In many cases, the use of two simple metal plates is all that's needed to maintain the stability of your solar panels and keep them securely fixed in place. Attached racking systems will often feature a front bracket and back bracket, with an L-shaped rail running between the two pieces of metal that holds the solar panels themselves.


In most cases, solar panel racking will require drilling some holes into your roof's metal supports. This is where the term flashing comes into play, as this process refers to a thin piece of metal installed over the hole that you've made in order to waterproof it.

Solar panel racking will often feature a special type of flashing known as J-brackets, which are specifically designed to absorb and redistribute surrounding pressure so that the holes in your roof are not compromised.


So what are the mounts on your solar panel racking system holding up? Those would be the rails, which are the pieces of metal that are attached directly to your solar panel array. This is where the solar panels will be secured themselves, and these typically feature special clips or other fixtures that allow you to pop them on and off with ease.

As we mentioned above, rails are sometimes integrated directly into the racking system itself, such as with attached racking. In other cases, however, they're separate components that mount onto the rails of your solar panel system and thus are easily removed without needing to disturb the rest of its setup.


Once panels have been placed on their rails in the proper location, it's vital that they're held in place tightly. This is where clamps come into play, as these small metal pieces are sometimes included with racking systems and serve to hold the panels securely against their rails.

Though clamps can be used for both solar panel setup types (attached and standalone), they typically function a bit differently between the two methods. Attached racking uses clamps that wrap around the rails and hold solar panels in place by gripping against their edges, while standalone racking will often include metal brackets that secure individual cells to the ground surface.

If you're unsure about whether to go with an attached or standalone racking system for your solar panels, then be sure to consult with a professional before making a decision. They'll have the experience and knowledge necessary to help you pick out components that will work best in your unique situation.

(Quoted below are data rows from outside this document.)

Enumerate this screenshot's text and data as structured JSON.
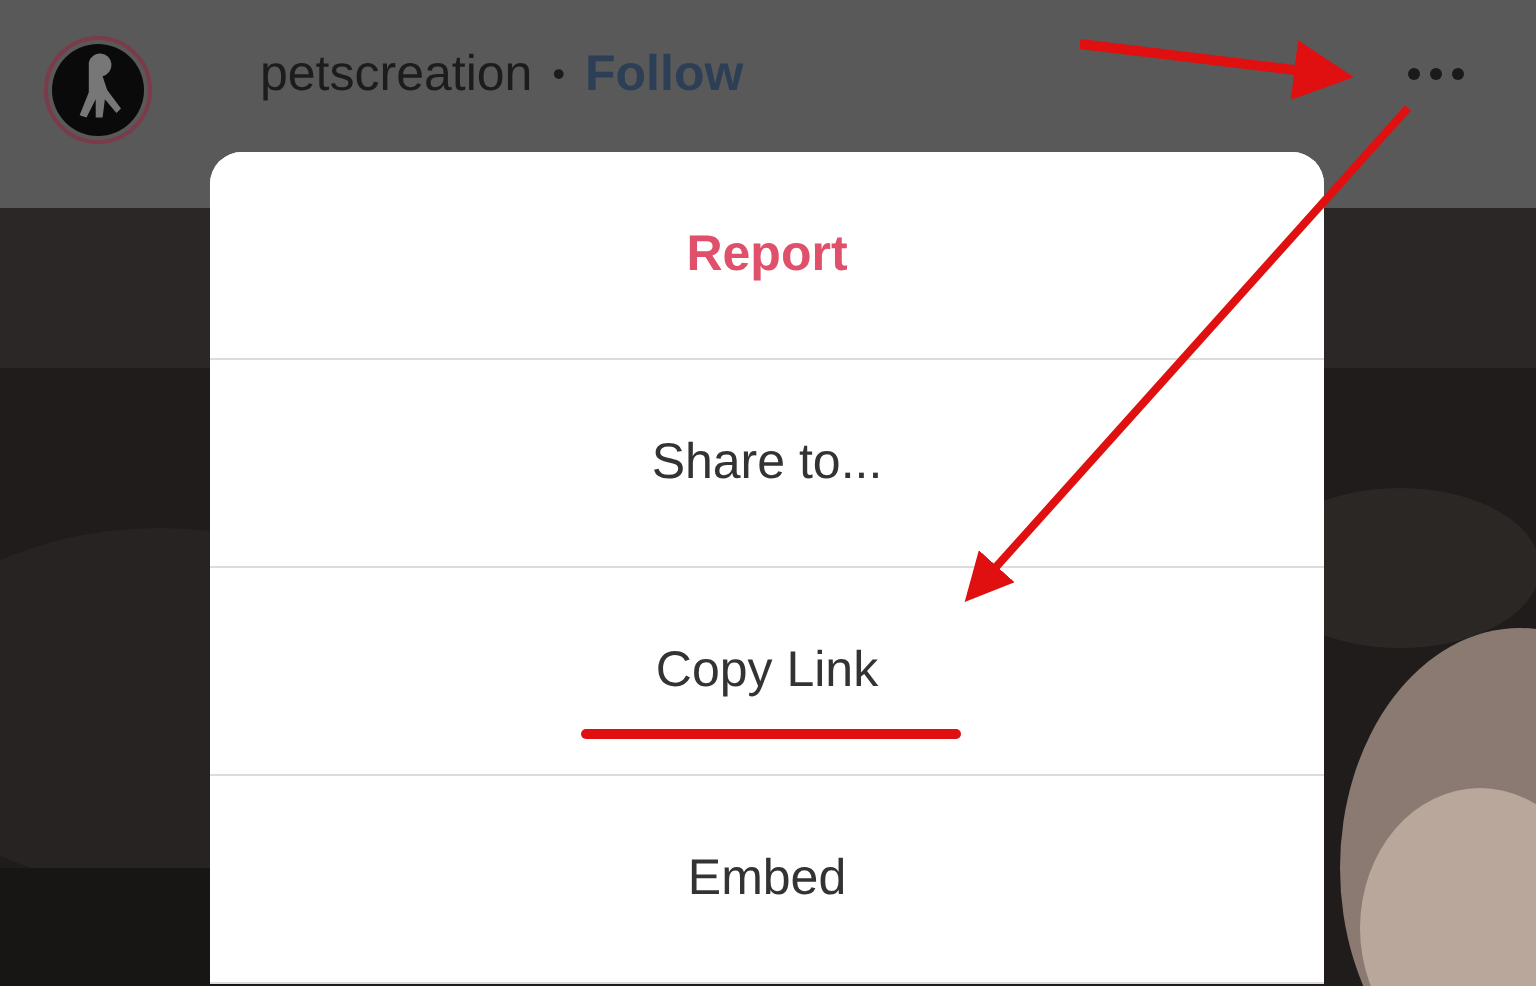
{
  "post_header": {
    "username": "petscreation",
    "separator": "•",
    "follow": "Follow"
  },
  "menu": {
    "items": [
      {
        "label": "Report",
        "kind": "danger"
      },
      {
        "label": "Share to...",
        "kind": "normal"
      },
      {
        "label": "Copy Link",
        "kind": "normal"
      },
      {
        "label": "Embed",
        "kind": "normal"
      }
    ]
  }
}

As you can see, there are quite a few different components that go into selecting and installing solar panel racking systems. From mounts to rails and clamps, not to mention the flashing you'll need for your roof, there are many factors to consider when it comes to ensuring that your overall setup is stable, secure, and able to withstand even harsh conditions.

Fortunately, our team at Intermountain Wind & Solar is here to handle all these needs on your behalf. Contact us today to learn more about this or any of our solar power system solutions!

Power Your Home with Solar

Power Your Home with Solar

Get in touch with our experts now!
Schedule a consultation
Power Your Home with Solar
Solar reviews
Utah Dolar Energy
Top Solar Contractors
Utah Clean Energy
Accredited Business

"All of the photos on this website are of real projects that Intermountain Wind & Solar has designed and installed.
We are proud to show off and stand behind our work."

chevron-down linkedin facebook pinterest youtube rss twitter instagram facebook-blank rss-blank linkedin-blank pinterest youtube twitter instagram